The “distractions” (primarily associated with Howard’s then-impending free agency) seem overstated in this case, particularly relative to the Lakers injuries. D’Antoni is right in that energy and concentration are crucial to playing effective defense, but in the NBA so is a basic familiarity with one’s teammates. L.A. had its problems with players — Howard included, and perhaps especially — not getting back in transition and rotating at half-speed, but moreover suffered from the lack of rhythm that commonly hits injury-plagued teams. Dealing with Bryant’s freelancing, Steve Nash’s defensive limitations, and Pau Gasol’s lack of foot speed would have been a challenge with a healthy roster, but Howard’s lingering back injury and the periodic absences of both Gasol and Nash made it impossible for the Lakers to ever catch a groove.

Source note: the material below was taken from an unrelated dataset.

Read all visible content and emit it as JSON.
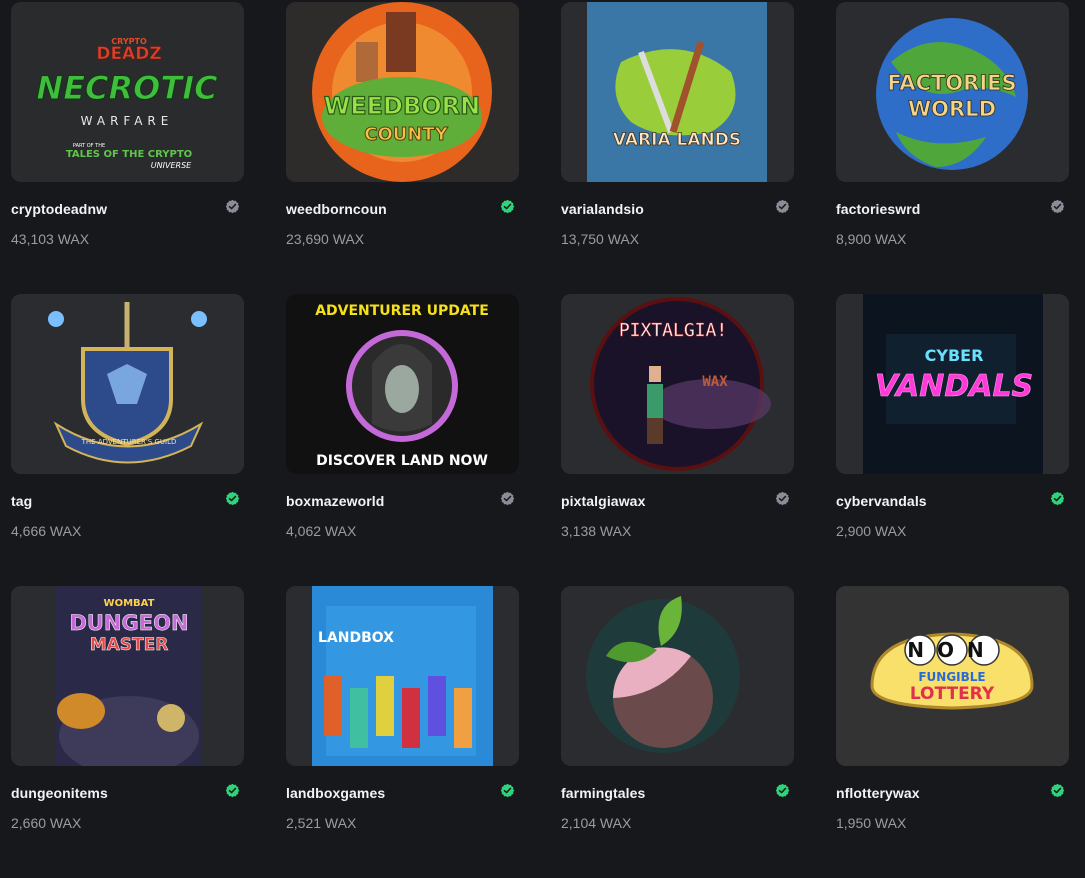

A hypothetically healthy Lakers team does have a chance to offer a more consistent defensive front, if still not one within conceivable range of contention or even genuine, bottom-line improvement. That puts D’Antoni somewhere between right and wrong; continuity alone could create an opportunity for the Lakers to play more fundamental defense than the team that ranked 20th in the league last season in points allowed per possession, but the same limitations still exist within the roster and without Howard around to help in any capacity. L.A. can be better in terms of playing off of one another and playing with better energy overall, though even that might not translate to tangible defensive improvement given all the ways that Howard influences opponents’ actions while serving as a back-line defender.

13 comments
Cherrie
Cherrie

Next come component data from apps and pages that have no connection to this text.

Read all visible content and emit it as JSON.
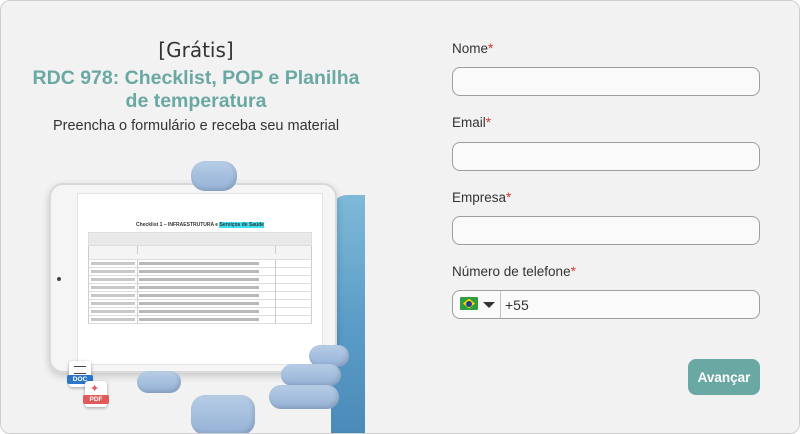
{
  "left": {
    "tag": "[Grátis]",
    "headline": "RDC 978: Checklist, POP e Planilha de temperatura",
    "subtitle": "Preencha o formulário e receba seu material",
    "document_preview": {
      "title_prefix": "Checklist 1 – INFRAESTRUTURA e ",
      "title_highlight": "Serviços de Saúde"
    },
    "file_badges": [
      {
        "icon": "doc-file-icon",
        "label": "DOC",
        "color": "#2a76c8"
      },
      {
        "icon": "pdf-file-icon",
        "label": "PDF",
        "color": "#e05a5a"
      }
    ]
  },
  "form": {
    "fields": [
      {
        "label": "Nome",
        "required_mark": "*",
        "value": ""
      },
      {
        "label": "Email",
        "required_mark": "*",
        "value": ""
      },
      {
        "label": "Empresa",
        "required_mark": "*",
        "value": ""
      }
    ],
    "phone": {
      "label": "Número de telefone",
      "required_mark": "*",
      "country_flag": "brazil-flag-icon",
      "value": "+55"
    },
    "submit_label": "Avançar"
  },
  "colors": {
    "accent": "#6aa8a3",
    "required": "#dd3333",
    "page_bg": "#f2f2f2"
  }
}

Best thing to do is to NOT include Dwight Howard in any conversation. Move on, Lakers!

sportsGuy12
sportsGuy12

If.improvement to D'Antonio is going from 45 wins to 35 wins, then I agree

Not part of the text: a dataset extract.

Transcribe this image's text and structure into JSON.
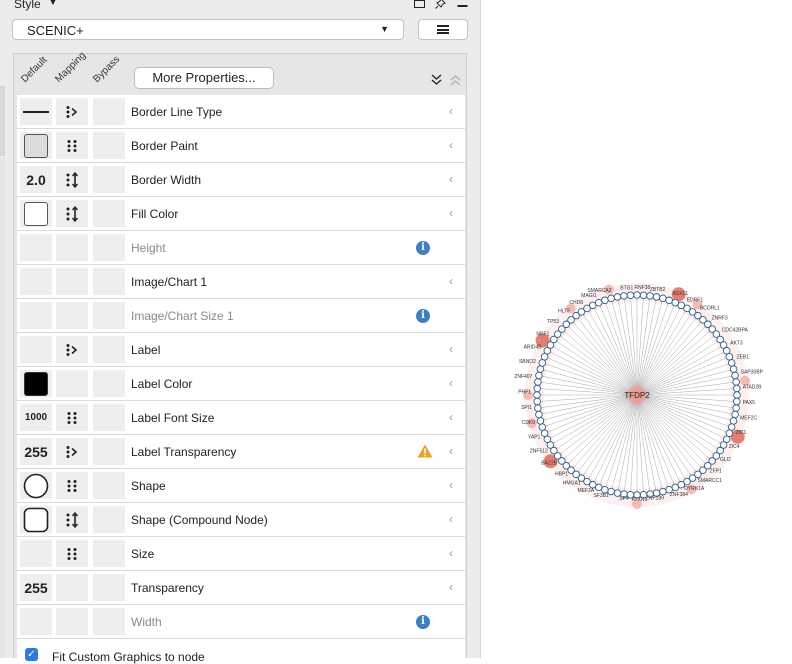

JeffreyHall1
JeffreyHall1

Injuries will continue to plague this aging team, and as a result, defense and continuity will suffer.

SukeMadiq
SukeMadiq

Wrong coach for a bunch of slow old guys and a shot chucker.

bambam824
bambam824

When Dwight came out of the closet in his head, he knew he couldn't hang in the Lakers Rafters among the Greats, and the Lakers will keep on truckin' with the greatest Laker to ever play the game while taking over MJ's place in scoring history, probably on fewer shots attempted.

alliesohio
alliesohio

Kobe will see this year as his chance to rack up his numbers, forget all that fraud about "winning", forget his low shooting pct, this year he's going for the scoring championship, period.


SukeMadiq
SukeMadiq

Kobe will keep jacking up shots at a low 40% clip... The Lakers are going nowhere.

spiderminion
spiderminion

D'Antoni is a one-trick-pony with an oversized ego 

Wrong hire. Phil Jackson would've put those pieces together last year.

KenCheng
KenCheng

I actually think the Lakers could (ironically) be better than they were last year *because* Dwight isn't there anymore.  Don't get me wrong:  Dwight is a great player, and in the right system, with the right pieces, he could be awesome.  He didn't fit the Lakers' system or makeup at all, however, and as a result, impeded the team.  In time, perhaps, the Lakers could have rebuilt themselves in Dwight's image, but he wasn't going to wait for that to happen.

RobShelley
RobShelley

I still think their bench is their main weakness. If Bryant misses a significant amount of games, it's possible that Nash and Gasol could click and form a deadly pick 'n roll combo. But after those two, what do you have? 

Eman,MasterOfTheUniverse
Eman,MasterOfTheUniverse

@spiderminion I think Jackson's influence is overstated.  He's famous for getting on a team with all the best players and "letting them work through their problems" without calling timeouts and whatnot.  Which I read as "do nothing and get paid for it." Pretty sure I could do that.

Eman,MasterOfTheUniverse
Eman,MasterOfTheUniverse

@KenCheng Rebuilding a team according to what Dwight thinks is important for him will lead to a great defensive team and a horrible offensive team.  You don't want him on the free throw line or taking sweeping hooks that leave him 15 feet from the basket.  You want him devoting all his energy to getting every rebound and dunking it before someone can foul him.